Moving funeral for 'very special, loving boy' Daniel Bradley
Tribute as road victim Daniel (8) is laid to rest
Mourners at the funeral of Daniel Bradley heard the eight-year-old, who was knocked down and killed last week, was a "special child who taught us all that love and care were the most important things in life".
Hundreds of people packed into St Patrick's Church in Maghera yesterday for the Mass of the Angels to celebrate the youngster's life.
Daniel died in the accident on the Glenshane Road last Thursday.
Children from Kilronan Primary School stood in silence as the small white coffin arrived at the church.
Daniel's mother Janice and father James walked behind the hearse with their daughters Lucy, Emily and Katy.

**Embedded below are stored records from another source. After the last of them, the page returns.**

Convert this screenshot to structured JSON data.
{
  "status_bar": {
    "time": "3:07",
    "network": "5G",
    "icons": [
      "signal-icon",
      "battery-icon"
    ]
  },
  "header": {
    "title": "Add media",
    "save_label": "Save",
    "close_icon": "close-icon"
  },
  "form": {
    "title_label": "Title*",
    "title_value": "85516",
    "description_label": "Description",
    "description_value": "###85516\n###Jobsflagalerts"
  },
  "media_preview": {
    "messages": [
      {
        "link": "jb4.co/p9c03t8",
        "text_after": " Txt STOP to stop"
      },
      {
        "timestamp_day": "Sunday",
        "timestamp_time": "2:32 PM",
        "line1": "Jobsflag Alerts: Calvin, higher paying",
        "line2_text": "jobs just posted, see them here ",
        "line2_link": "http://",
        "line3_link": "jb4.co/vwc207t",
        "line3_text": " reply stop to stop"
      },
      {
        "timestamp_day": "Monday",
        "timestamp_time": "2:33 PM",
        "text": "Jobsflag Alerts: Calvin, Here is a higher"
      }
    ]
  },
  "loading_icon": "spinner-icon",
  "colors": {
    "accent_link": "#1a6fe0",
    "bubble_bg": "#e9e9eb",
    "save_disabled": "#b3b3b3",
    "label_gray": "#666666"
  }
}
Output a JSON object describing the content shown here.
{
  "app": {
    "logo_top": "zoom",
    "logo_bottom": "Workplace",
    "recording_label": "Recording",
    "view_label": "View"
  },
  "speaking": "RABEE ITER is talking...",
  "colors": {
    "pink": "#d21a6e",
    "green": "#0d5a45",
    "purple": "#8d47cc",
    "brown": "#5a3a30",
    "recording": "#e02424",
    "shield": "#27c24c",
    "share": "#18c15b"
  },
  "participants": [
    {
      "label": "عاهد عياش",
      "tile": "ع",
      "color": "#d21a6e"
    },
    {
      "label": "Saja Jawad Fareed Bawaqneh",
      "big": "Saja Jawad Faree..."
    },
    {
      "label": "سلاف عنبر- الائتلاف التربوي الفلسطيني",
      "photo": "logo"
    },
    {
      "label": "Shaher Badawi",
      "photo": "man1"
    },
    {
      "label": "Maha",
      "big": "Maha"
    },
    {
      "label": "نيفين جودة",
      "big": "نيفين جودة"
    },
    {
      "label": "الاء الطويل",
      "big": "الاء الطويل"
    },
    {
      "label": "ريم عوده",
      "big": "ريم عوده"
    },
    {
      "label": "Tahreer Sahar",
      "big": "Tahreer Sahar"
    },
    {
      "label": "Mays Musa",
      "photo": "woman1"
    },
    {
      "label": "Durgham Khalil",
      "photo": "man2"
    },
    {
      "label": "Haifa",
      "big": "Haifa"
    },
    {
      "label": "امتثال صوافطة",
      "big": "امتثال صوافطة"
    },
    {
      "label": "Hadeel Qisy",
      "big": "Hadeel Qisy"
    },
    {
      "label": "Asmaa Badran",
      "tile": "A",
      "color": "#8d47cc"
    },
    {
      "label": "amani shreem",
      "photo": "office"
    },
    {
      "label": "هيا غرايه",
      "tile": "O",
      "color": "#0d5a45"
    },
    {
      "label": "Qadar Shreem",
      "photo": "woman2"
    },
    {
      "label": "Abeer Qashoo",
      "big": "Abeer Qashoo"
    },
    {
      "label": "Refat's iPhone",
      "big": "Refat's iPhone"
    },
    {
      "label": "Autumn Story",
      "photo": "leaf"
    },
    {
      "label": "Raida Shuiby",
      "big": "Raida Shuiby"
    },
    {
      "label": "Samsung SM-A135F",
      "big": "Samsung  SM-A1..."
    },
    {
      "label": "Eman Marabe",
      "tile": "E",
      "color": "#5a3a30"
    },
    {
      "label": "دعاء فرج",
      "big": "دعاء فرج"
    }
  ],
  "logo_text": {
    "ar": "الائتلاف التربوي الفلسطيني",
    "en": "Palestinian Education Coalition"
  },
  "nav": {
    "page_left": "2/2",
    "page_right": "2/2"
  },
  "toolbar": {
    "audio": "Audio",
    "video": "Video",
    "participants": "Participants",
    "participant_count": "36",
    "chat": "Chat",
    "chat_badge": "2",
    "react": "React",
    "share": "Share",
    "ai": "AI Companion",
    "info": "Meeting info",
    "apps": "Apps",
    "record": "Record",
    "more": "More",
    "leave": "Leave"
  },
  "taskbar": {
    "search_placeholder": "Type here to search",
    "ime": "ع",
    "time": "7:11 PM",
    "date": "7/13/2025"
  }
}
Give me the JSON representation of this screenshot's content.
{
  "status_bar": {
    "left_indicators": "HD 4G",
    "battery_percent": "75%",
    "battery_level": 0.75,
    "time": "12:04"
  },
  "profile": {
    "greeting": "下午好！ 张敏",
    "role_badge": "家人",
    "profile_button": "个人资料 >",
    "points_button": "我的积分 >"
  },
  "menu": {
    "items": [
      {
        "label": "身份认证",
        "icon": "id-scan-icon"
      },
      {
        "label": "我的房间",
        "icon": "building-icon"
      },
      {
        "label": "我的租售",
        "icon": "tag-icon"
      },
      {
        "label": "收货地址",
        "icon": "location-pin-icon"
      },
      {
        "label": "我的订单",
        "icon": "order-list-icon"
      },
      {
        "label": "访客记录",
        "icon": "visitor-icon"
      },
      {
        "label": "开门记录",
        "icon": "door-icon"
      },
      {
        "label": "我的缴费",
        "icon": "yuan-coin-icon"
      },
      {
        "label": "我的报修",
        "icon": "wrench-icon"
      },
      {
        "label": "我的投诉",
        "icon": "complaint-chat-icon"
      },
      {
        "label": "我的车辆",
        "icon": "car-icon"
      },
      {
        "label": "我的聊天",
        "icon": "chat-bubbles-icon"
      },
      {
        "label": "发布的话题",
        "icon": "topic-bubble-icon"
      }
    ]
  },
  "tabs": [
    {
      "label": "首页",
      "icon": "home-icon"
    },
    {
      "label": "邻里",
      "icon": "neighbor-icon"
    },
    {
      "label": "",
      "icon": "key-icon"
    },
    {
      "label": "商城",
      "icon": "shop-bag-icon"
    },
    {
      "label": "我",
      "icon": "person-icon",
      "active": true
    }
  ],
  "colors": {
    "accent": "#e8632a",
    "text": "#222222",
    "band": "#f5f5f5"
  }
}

Emily clutched a small teddy bear as her parents carried their son's coffin into the packed rural church.
Mourners spilled out into the car park and stood in driving rain as parish priest Father Patrick Doherty told the congregation that Daniel was a "friend to God" and was now among the saints.
"Daniel was a special child," he said.
"He was a child to whom God was very close.
"He was so young and yet contributed so much to family and community.
"So young, and yet he completed the work that God had for him.
"He is someone today that we know for sure is among the saints. That is Daniel.
"At just eight years of age, he was taken so quickly from us with nobody at fault. It's hard to believe."
Fr Doherty told those gathered that Daniel, who was autistic and had difficulties with communication, knew he was greatly loved.
"Special children possess qualities of welcome, wonderment, spontaneity and directness, and Daniel had all of those in his life," he added.
"Special children are able to touch hearts and call others to unity through their simplicity, innocence and vulnerability.
"They are always a reminder to the world and to us of the essential values of the heart, of what is important in life - love, care, appreciation.
"Daniel always attracted your attention. You had to take notice of him, because he was a prophet. A prophet among us.
"He always called us to think and to stop and reflect on the meaning of life. Because he was untouched by the world.
"Simple and innocent, and he reached out to everyone without exception, he had no labels, he loved all.
"And although he wasn't able to communicate much in words, he sang, he drew, he made signs.
"He expressed love, because love doesn't need words. He loved all. He loved his parents, he loved his sisters, his grandparents and his family and he was able to express that very simply by the heart. He was called affectionately 'Dan the Man'."
Fr Doherty said that eight years ago God visited Daniel's parents James and Janice "with a special gift".
"In many ways it was life-changing, but very precious. And now God's gift is returning back to him," he said.
"He gave that gift for this length of time, that gift that will last forever in your hearts. He was God's friend as well as ours, and friends cannot be kept apart from each other for too long.
"He kept everyone on their toes. He was full-time.
"But we were lifted up by enthusiasm, cheered by his smile, his fun and warmed by his friendship. And we are grateful today for all he has taught us. For he taught us what was important and of the simple things in life."
After communion a poem was read out from the altar that depicted Daniel and Peter Pan flying through Neverland, "hearing his Daddy playing music" and "seeing his Mummy blowing him a kiss".
It told his parents to look to the sky and when they see "a shining star burning bright, know that is Peter Pan and Dan the Man".
It read: "There are no weird sounds here, nothing hurts my ears. I look around and I can tell, I'm going to like it here.
"Peter points across the clouds, you wouldn't believe what I can see. I have my very own forest and one apple tree.
"And in the distance, oh my what could it be. It's the biggest box of Lego I have ever seen."
Daniel's favourite song, Coldplay's Fix You, which he sang with his father in a social media video just weeks ago, was sung as the child's coffin was carried down the church aisle by his parents to be buried in the adjoining cemetery.